- Paperback: 320 pages
- Publisher: Berkley (May 5, 2015)
One baby girl.
Two strong Southern women.
And the most difficult decision they’ll ever make.
Frances “Khaki” Mason has it all: a thriving interior design career, a loving husband and son, homes in North Carolina and Manhattan—everything except the second child she has always wanted. Jodi, her husband’s nineteen-year-old cousin, is fresh out of rehab, pregnant, and alone. Although the two women couldn’t seem more different, they forge a lifelong connection as Khaki reaches out to Jodi, encouraging her to have her baby.
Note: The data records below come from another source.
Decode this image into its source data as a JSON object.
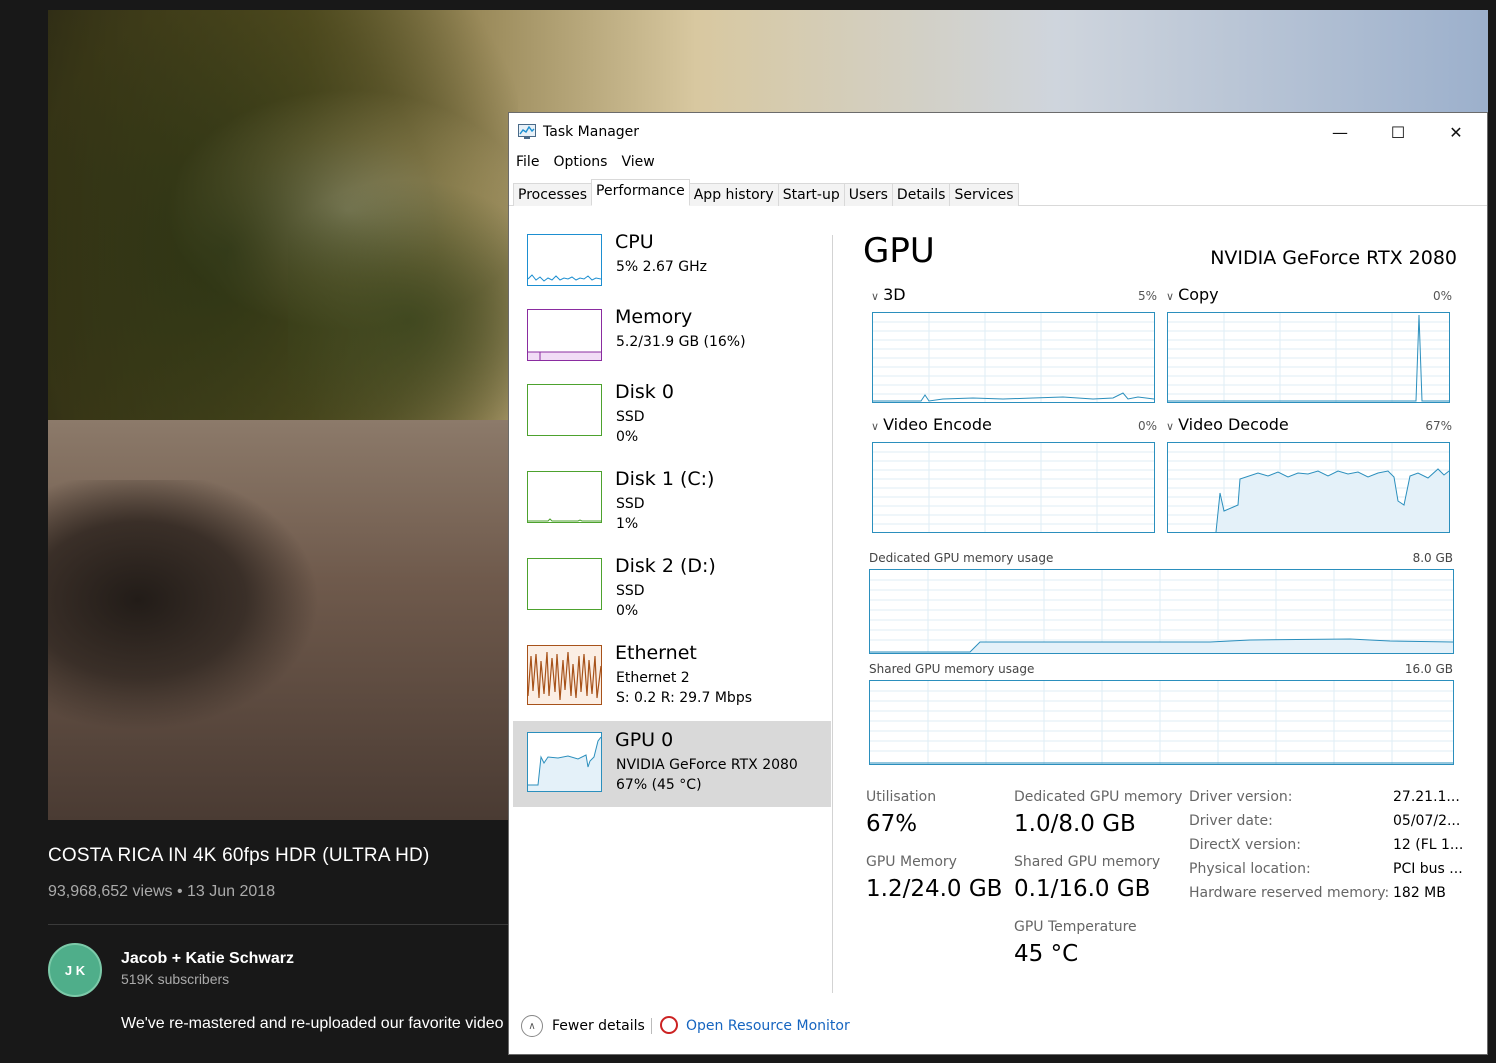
{
  "youtube": {
    "title": "COSTA RICA IN 4K 60fps HDR (ULTRA HD)",
    "meta": "93,968,652 views • 13 Jun 2018",
    "channel": "Jacob + Katie Schwarz",
    "subscribers": "519K subscribers",
    "description": "We've re-mastered and re-uploaded our favorite video in",
    "avatar_text": "J K"
  },
  "window": {
    "title": "Task Manager",
    "minimize": "—",
    "maximize": "☐",
    "close": "✕"
  },
  "menu": [
    "File",
    "Options",
    "View"
  ],
  "tabs": [
    {
      "label": "Processes",
      "active": false
    },
    {
      "label": "Performance",
      "active": true
    },
    {
      "label": "App history",
      "active": false
    },
    {
      "label": "Start-up",
      "active": false
    },
    {
      "label": "Users",
      "active": false
    },
    {
      "label": "Details",
      "active": false
    },
    {
      "label": "Services",
      "active": false
    }
  ],
  "resources": [
    {
      "name": "CPU",
      "lines": [
        "5% 2.67 GHz"
      ],
      "color": "#1d8fd1"
    },
    {
      "name": "Memory",
      "lines": [
        "5.2/31.9 GB (16%)"
      ],
      "color": "#8a2ca0"
    },
    {
      "name": "Disk 0",
      "lines": [
        "SSD",
        "0%"
      ],
      "color": "#4da22e"
    },
    {
      "name": "Disk 1 (C:)",
      "lines": [
        "SSD",
        "1%"
      ],
      "color": "#4da22e"
    },
    {
      "name": "Disk 2 (D:)",
      "lines": [
        "SSD",
        "0%"
      ],
      "color": "#4da22e"
    },
    {
      "name": "Ethernet",
      "lines": [
        "Ethernet 2",
        "S: 0.2  R: 29.7 Mbps"
      ],
      "color": "#a7521a"
    },
    {
      "name": "GPU 0",
      "lines": [
        "NVIDIA GeForce RTX 2080",
        "67% (45 °C)"
      ],
      "color": "#2b8fbd",
      "selected": true
    }
  ],
  "gpu": {
    "heading": "GPU",
    "model": "NVIDIA GeForce RTX 2080",
    "engines": [
      {
        "label": "3D",
        "pct": "5%"
      },
      {
        "label": "Copy",
        "pct": "0%"
      },
      {
        "label": "Video Encode",
        "pct": "0%"
      },
      {
        "label": "Video Decode",
        "pct": "67%"
      }
    ],
    "dedicated_label": "Dedicated GPU memory usage",
    "dedicated_max": "8.0 GB",
    "shared_label": "Shared GPU memory usage",
    "shared_max": "16.0 GB",
    "stats": {
      "utilisation_label": "Utilisation",
      "utilisation": "67%",
      "gpu_memory_label": "GPU Memory",
      "gpu_memory": "1.2/24.0 GB",
      "dedicated_label": "Dedicated GPU memory",
      "dedicated": "1.0/8.0 GB",
      "shared_label": "Shared GPU memory",
      "shared": "0.1/16.0 GB",
      "temp_label": "GPU Temperature",
      "temp": "45 °C"
    },
    "driver": [
      {
        "label": "Driver version:",
        "value": "27.21.1..."
      },
      {
        "label": "Driver date:",
        "value": "05/07/2..."
      },
      {
        "label": "DirectX version:",
        "value": "12 (FL 1..."
      },
      {
        "label": "Physical location:",
        "value": "PCI bus ..."
      },
      {
        "label": "Hardware reserved memory:",
        "value": "182 MB"
      }
    ]
  },
  "footer": {
    "fewer": "Fewer details",
    "monitor": "Open Resource Monitor"
  }
}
But as Jodi struggles to be the mother she knows her daughter deserves, she will ask Khaki the ultimate favor…
Written to baby Carolina, by both her birth mother and her adoptive one, this is a story that proves that life circumstances shape us but don’t define us—and that families aren’t born, they’re made…
Buy, read, and discuss Dear Carolina
About the author, Kristy Woodson Harvey:
Kristy Woodson Harvey holds a degree in journalism and mass communications from the University of North Carolina at Chapel Hill and a master’s in English from East Carolina University. She writes about interior design and loves connecting with readers. She lives in North Carolina with her husband and three-year-old son. Dear Carolina is her first novel.
Connect with Kristy
When Kristy Woodson Harvey contacted me asking me if I’d be interested in reading her book, I jumped at the chance, because it sounded exactly like something I’d love to read.
I was not wrong. This is a fantastic novel about mothers and daughters, and what exactly constitutes family.
Written in alternating first-person accounts, letters to the title character, this book focuses on Jodi, the nineteen-year-old biological mother of Carolina, and Khaki (real name Frances) her older, married cousin, and Carolina’s adopted mother, and how the lives and stories of all concerned are intertwined, woven into a tapestry where love is ever present.
I loved the way the rhythms of southern speech infused this novel. All through it, I found myself reading bits aloud because I wanted to hear the words, not just read them, and the author did an excellent job of keeping the two main voices of the novel separate and distinct, but clearly related. It’s a tricky thing to pull off, but she did it with aplomb.
Based on this novel, I believe it’s safe to say that Harvey has a bright future ahead of her. I loved this book, but I’m also looking forward to whatever she comes up with next.
Goes well with homemade bread slathered with jam made from fresh-picked berries.